TOKYO – On a cold, rainy night in the center of Tokyo’s fashion district Shibuya, a bunch of Singaporeans stand around talking about food; specifically Japanese curry-rice. In the basement of one of the most fashionable department stores in Tokyo ‒ Parco Shibuya ‒ Singapore design was on show.

singaporium singapore fashion popup at parco shibuya DECOR 1Singapore designers on show at Parco Shibuya in Tokyo. Images: Cornelyus Tan

The Singaporium: Parco Next Next pop-up shop was officially launched on Friday, February 28, 2014, to a gaggle of Tokyo fashionistas including the uber famous street style photographer Rei Shito from Style From Tokyo, Yuji Yamamoto, designers Jun Okamoto and Michiko Suzuki, top models from Bark In Style including Shingo Yusada, fashion writer Yoko Kono and uber-stylist and fashion editor Shunsuke from The Reality Show Magazine met up with their Singapore counterparts ‒ including Daniel Boey and herworldPLUS ‒ to see the latest crop of emerging Singapore designers’ work.

Six young fashion labels ‒ Mash-Up, 20:TWOTHREE, episene, Foreword, Saloni Rathor and WSDM ‒ showed pieces from their Spring Summer 2014 lines.

singaporium singapore fashion popup at parco shibuya DECOR 2Singapore designers on show at Parco Shibuya in Tokyo. Images: Cornelyus Tan

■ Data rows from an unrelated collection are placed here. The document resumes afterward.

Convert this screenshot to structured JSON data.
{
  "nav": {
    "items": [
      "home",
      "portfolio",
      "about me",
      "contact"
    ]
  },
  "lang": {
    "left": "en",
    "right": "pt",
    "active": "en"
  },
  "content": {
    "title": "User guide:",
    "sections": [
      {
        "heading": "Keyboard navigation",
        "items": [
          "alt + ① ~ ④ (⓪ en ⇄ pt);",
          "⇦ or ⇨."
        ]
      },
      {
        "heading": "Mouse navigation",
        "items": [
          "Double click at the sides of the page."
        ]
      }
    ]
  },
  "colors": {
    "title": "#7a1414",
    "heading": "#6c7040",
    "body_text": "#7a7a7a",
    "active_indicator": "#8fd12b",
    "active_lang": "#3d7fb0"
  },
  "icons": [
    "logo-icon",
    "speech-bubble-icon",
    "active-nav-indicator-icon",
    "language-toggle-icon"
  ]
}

Adding to the Singapore flavour; Farm Singapore created some cute Singapore Sweets badges and OuterEdit created some limited edition tees and tote bags featuring 12 artworks designed by Singapore and Japanese designers working together – Saloni and Mash-Up worked with Jun Okamoto and Michiko Suzuki.

One of Singapore’s most established designers, Thomas Wee, created a range of tees featuring his own fashion illustrations of his own iconic archive pieces that were launched exclusively at the Singaporium event in Tokyo.

singaporium singapore fashion popup at parco shibuya DECOR 3singaporium singapore fashion popup at parco shibuya DECOR FARM
Singapore designers on show at Parco Shibuya in Tokyo. Images: Cornelyus Tan

The 2013 winner of the Harper’s Bazaar x ION Orchard Photography Award, Cornelyus Tan was also in Tokyo; he worked with fashion illustrator Teresa Lim on a series of multi-media artworks that were also on display at Singaporium; and independent Singapore book publisher, Math Paper Press ‒ part of Books Actually ‒ offered more Singapore style via a series of art monographs.

Even the store decor had a Singapore flare. Created by Singapore’s “godfather of fashion” Daniel Boey and his team, the colours of Chinatown and Little India shophouses, as well as the graphic shapes of Peranakan tiles really stood out in gallery like space. “Singaporium is a unique showcase of Singapore creative talents, with exciting creative collaborations between established artists and some of the newest, most exciting names in the arena, juxtaposing fashion with lifestyle, art, photography and the like,” explained Daniel.

The Singaporium pop-up shop is an eclectic mix of quirky, high-fashion, kitsch and cute that shows that Singaporean design is continually evolving; something that was remarked on by the Japanese guests on opening night. They all wanted to rediscover the Little Red Dot it seems.

The Singaporium will be at Parco Shibuya, Tokyo, from until March 10, 2014, so if you’re heading to Japan, be sure to drop in and check it out.

For more information about Parco Shibuya, go to www.parco.co.jp/shibuya. For more information about Mash-Up, go to www.mashupcollective.com; for 20:TWOTHREE go to www.20twothree.com; for episene go to www.episene.com; for Foreword go to www.forewordlabels.com; for Saloni Rathor go to www.salonirathor.com and for WSDM go to wsdmstore.com. For more information about Cornelyus Tan, go to www.cornelyustan.com; for more info about Teresa Lim, go to www.teresaaa.com; for Books Actually go to www.facebook.com/BooksActually; for more info on OuterEdit, go to www.outeredit.com; for more on Farm Singapore go to www.farm.sg and for more information about Thomas Wee, go to www.designsingapore.org/thomas-wee.